- ‘Performance’ trim adds 22kW, 50Nm
- Most powerful RS6 and RS7 yet
- Faster transmission, lighter weight
- Australian plans not yet confirmed
Audi has announced full details of the 2023 RS6 and RS7 performance variants, with an extra 22kW of power and trimmed unsprung mass.
There are other changes for the performance models, including matte grey exterior highlights, lightweight 22-inch alloy wheels, the option of blue interior accents and recalibrated automatic transmission.
This launch marks the return of the RS division’s most focused performance trim for the RS7, giving Audi a direct rival for Munich’s M5 Competition.
The RS6 and RS7 follow in the footsteps of the RS6 plus that debuted in 2004, with the trim morphing into ‘performance’ for the 2016 RS6 and RS7.
Australian pricing and timing is yet to be confirmed.
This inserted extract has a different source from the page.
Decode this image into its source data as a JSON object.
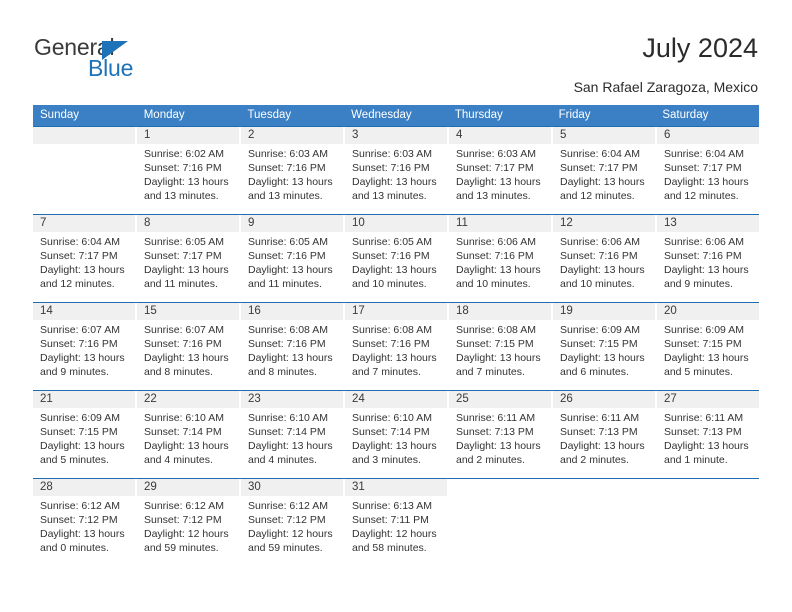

In Europe, each of the RS performance variants cost €135,000, equivalent to AU$208,800 at the current rate.
Given the RS6 Avant starts at $229,300 before on-road costs in Australia, though, we’d expect the performance versions to start from around AU$250K.
The RS7, meanwhile, is a little dearer in Oz, commanding $236,600 before on-roads, so expect the RS7 performance to be around $255K.
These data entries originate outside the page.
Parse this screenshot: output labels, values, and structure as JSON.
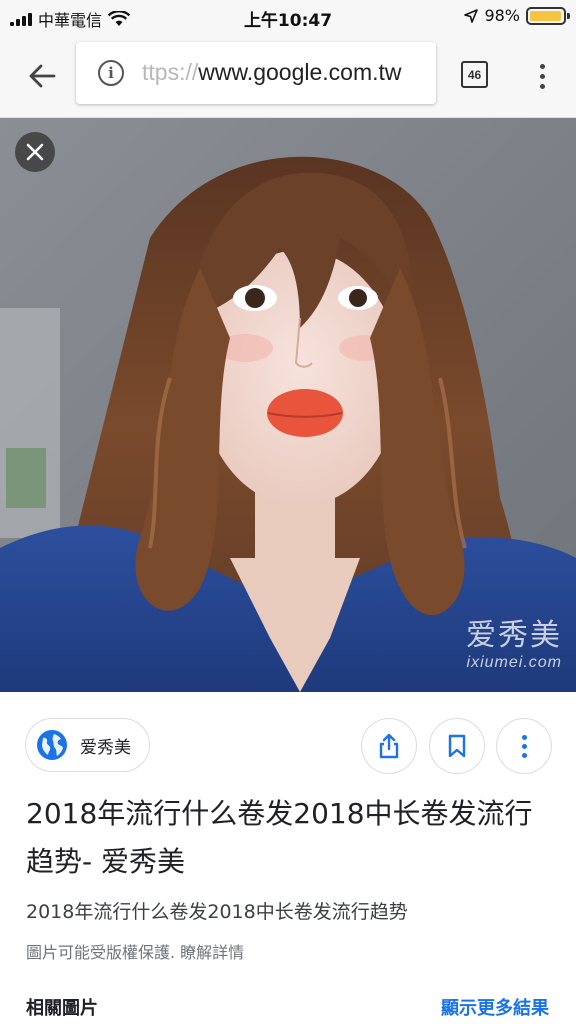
{
  "status_bar": {
    "carrier": "中華電信",
    "time": "上午10:47",
    "battery": "98%",
    "battery_level": 0.98
  },
  "browser": {
    "back_icon": "arrow-left-icon",
    "info_icon": "info-icon",
    "url_faded": "ttps://",
    "url_main": "www.google.com.tw",
    "tab_count": "46",
    "menu_icon": "more-vert-icon"
  },
  "image_viewer": {
    "close_icon": "close-icon",
    "watermark_title": "爱秀美",
    "watermark_domain": "ixiumei.com"
  },
  "result": {
    "source": "爱秀美",
    "share_icon": "share-icon",
    "save_icon": "bookmark-icon",
    "more_icon": "more-vert-icon",
    "title": "2018年流行什么卷发2018中长卷发流行趋势- 爱秀美",
    "snippet": "2018年流行什么卷发2018中长卷发流行趋势",
    "copyright_note": "圖片可能受版權保護. 瞭解詳情",
    "related_label": "相關圖片",
    "more_results_label": "顯示更多結果"
  },
  "colors": {
    "accent_blue": "#1a73e8",
    "battery_yellow": "#f6c343"
  }
}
Audi RS6 and RS7 performance powertrain
Under the RS7 and RS6’s bonnets is the same 4.0-litre twin-turbo petrol V8, but with its wick turned up to 463kW of power and 850Nm of torque – increases of 22kW and 50Nm over the regular car.
Audi has accomplished this by winding maximum boost pressure up from 2.4 to 2.6 bar. It’s still off this engine’s most powerful series production form in the Lamborghini Urus (478kW), but means the RS6 and RS7 both get from rest to 100km/h two tenths faster, in 3.4 seconds.
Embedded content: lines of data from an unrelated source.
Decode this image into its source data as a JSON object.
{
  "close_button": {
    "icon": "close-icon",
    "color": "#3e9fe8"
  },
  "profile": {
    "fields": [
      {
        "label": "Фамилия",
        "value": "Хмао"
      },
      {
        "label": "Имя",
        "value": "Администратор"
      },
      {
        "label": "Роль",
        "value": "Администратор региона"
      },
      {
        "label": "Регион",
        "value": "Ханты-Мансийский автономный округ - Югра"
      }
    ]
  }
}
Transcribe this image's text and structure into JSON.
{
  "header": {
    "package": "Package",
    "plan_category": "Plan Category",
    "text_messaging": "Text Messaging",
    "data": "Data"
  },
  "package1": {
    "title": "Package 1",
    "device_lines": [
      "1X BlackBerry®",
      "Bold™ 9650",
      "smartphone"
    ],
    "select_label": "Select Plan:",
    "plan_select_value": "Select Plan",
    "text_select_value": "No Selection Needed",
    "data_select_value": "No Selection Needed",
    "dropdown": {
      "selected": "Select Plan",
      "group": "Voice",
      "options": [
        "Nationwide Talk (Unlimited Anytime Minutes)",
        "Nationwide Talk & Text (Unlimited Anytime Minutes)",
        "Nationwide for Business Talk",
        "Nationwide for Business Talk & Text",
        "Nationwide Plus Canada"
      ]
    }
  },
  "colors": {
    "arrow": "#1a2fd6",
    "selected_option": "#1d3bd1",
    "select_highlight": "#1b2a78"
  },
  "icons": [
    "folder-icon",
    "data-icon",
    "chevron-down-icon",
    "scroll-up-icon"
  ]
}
Along with bigger outputs, Audi has recalibrated the eight-speed torque converter automatic transmission for faster shifts.
The RS6 and RS7 performance retain a mechanical centre diff, its default torque split is 40F/60R, but up to 70 per cent of power can be sent to the front axle, and 85 per cent to the rear.
There are four core drive modes: Efficiency, Comfort, Auto, Dynamic, plus two customisable individual RS1 and RS2 modes.
For the performance RS7 and RS7, only Efficiency mode allows coasting (where the engine switches off and the car runs off the 48-volt electrical system) at speed of up to 160km/h.
Performance means Improved handling and road-holding
In the pursuit of increased emotion Audi’s RS division removed eight kilograms of sound deadening from the RS6 and RS7. This also helped weight loss, with the RS6 hitting the scales at 2090kg and the RS7 2065kg.
The cars are fitted with 21-inch alloy wheels wrapped in 275/35 series tyres as standard (in Europe, though Australian examples get 22s standard), but 22-inch forged wheels are available.
Inching up to the five Y-spoke alloys brings wider 285/30 series Continental Sport Contact 7 tyres developed for Audi. The wheels are available in black, matte grey, matte black or gold and save five kilos at each corner, for a total of 20kg reduction.
Like Australian cars, European RS6 and RS7 performance variants get the RS Dynamic Pack as standard that raises the speed limiter to 280km/h, adds four-wheel steer and a Quattro Sport locking rear diff.
An RS Dynamic Plus Pack is available that teams ceramic brakes (clamping 440mm front rotors and saving 34kg of unsprung mass) with a raised 305km/h top speed.
More customisation is available
In addition to extra performance, there are more ways to customise the RS6 and RS7 performance with 16 paint colours – including matte Ascari blue and matte dew silver – available.
The performance grades are distinguished outside by matte grey detailing on the diffuser, roof rails and mirror caps, though this can be changed to gloss black.
Inside, there is now blue available alongside red and grey for contrasting interior trim. This includes on the seatbelts, beneath the perforations in the Dinamica suedecloth upholstery, and the stitching.
Audi also offers the Exclusive Customiser program, much like BMW’s Individual and Mercedes-Benz’s Manufaktur offerings, giving customers even more choice.
Finally, the 12.3-inch digital driver’s display now has a new screen with shift lights that illuminate green, yellow, red and then flash as you approach the red line when in manual mode.
RS6 and RS7 performance Australian Availability
Audi Australia is yet to confirm pricing or availability of the RS6 and RS7 performance for our market.
Unlike the RS3 performance – which won’t come here – the RS6 and RS7 are not limited runs, so hopefully an Aussie arrival is more likely.
If one happens, expect a local release in the first [quarter/half] of 2023 priced from about $250,000 before on-road costs.